→ **EXERCISE DIRECTIONS**: A precise reproduction of every record below is needed, minus the pictures.

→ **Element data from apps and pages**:
* * *

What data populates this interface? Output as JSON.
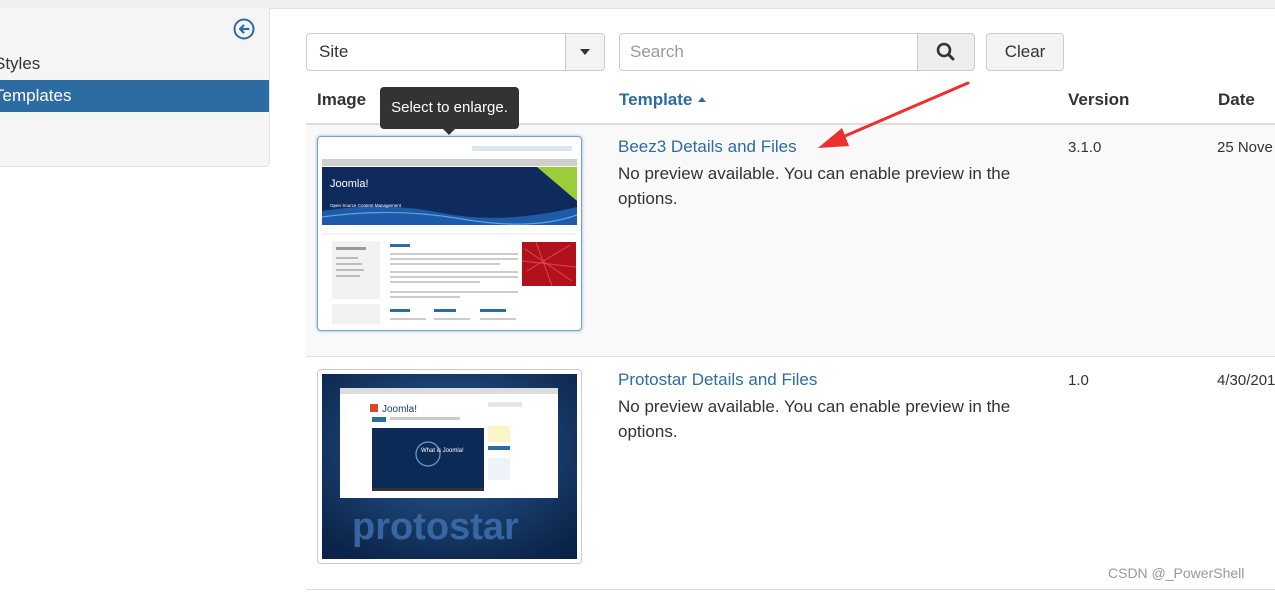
{
  "sidebar": {
    "items": [
      {
        "label": "Styles",
        "active": false
      },
      {
        "label": "Templates",
        "active": true
      }
    ]
  },
  "filters": {
    "client_select": "Site",
    "search_placeholder": "Search",
    "clear_label": "Clear"
  },
  "table": {
    "headers": {
      "image": "Image",
      "template": "Template",
      "version": "Version",
      "date": "Date"
    },
    "rows": [
      {
        "name": "Beez3 Details and Files",
        "description": "No preview available. You can enable preview in the options.",
        "version": "3.1.0",
        "date": "25 Nove"
      },
      {
        "name": "Protostar Details and Files",
        "description": "No preview available. You can enable preview in the options.",
        "version": "1.0",
        "date": "4/30/201"
      }
    ]
  },
  "tooltip": "Select to enlarge.",
  "thumbnails": {
    "beez3": {
      "brand": "Joomla!",
      "tagline": "Open Source Content Management"
    },
    "protostar": {
      "brand": "Joomla!",
      "word": "protostar",
      "video_title": "What is Joomla!"
    }
  },
  "annotation_arrow_color": "#ee2f2f",
  "watermark": "CSDN @_PowerShell",
  "colors": {
    "link": "#2d6ca2",
    "active_bg": "#2d6ca2",
    "tooltip_bg": "#333333"
  }
}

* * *

→ **EXERCISE SOLUTION**:
What data populates this interface? Output as JSON.
{
  "sidebar": {
    "items": [
      {
        "label": "Styles",
        "active": false
      },
      {
        "label": "Templates",
        "active": true
      }
    ]
  },
  "filters": {
    "client_select": "Site",
    "search_placeholder": "Search",
    "clear_label": "Clear"
  },
  "table": {
    "headers": {
      "image": "Image",
      "template": "Template",
      "version": "Version",
      "date": "Date"
    },
    "rows": [
      {
        "name": "Beez3 Details and Files",
        "description": "No preview available. You can enable preview in the options.",
        "version": "3.1.0",
        "date": "25 Nove"
      },
      {
        "name": "Protostar Details and Files",
        "description": "No preview available. You can enable preview in the options.",
        "version": "1.0",
        "date": "4/30/201"
      }
    ]
  },
  "tooltip": "Select to enlarge.",
  "thumbnails": {
    "beez3": {
      "brand": "Joomla!",
      "tagline": "Open Source Content Management"
    },
    "protostar": {
      "brand": "Joomla!",
      "word": "protostar",
      "video_title": "What is Joomla!"
    }
  },
  "annotation_arrow_color": "#ee2f2f",
  "watermark": "CSDN @_PowerShell",
  "colors": {
    "link": "#2d6ca2",
    "active_bg": "#2d6ca2",
    "tooltip_bg": "#333333"
  }
}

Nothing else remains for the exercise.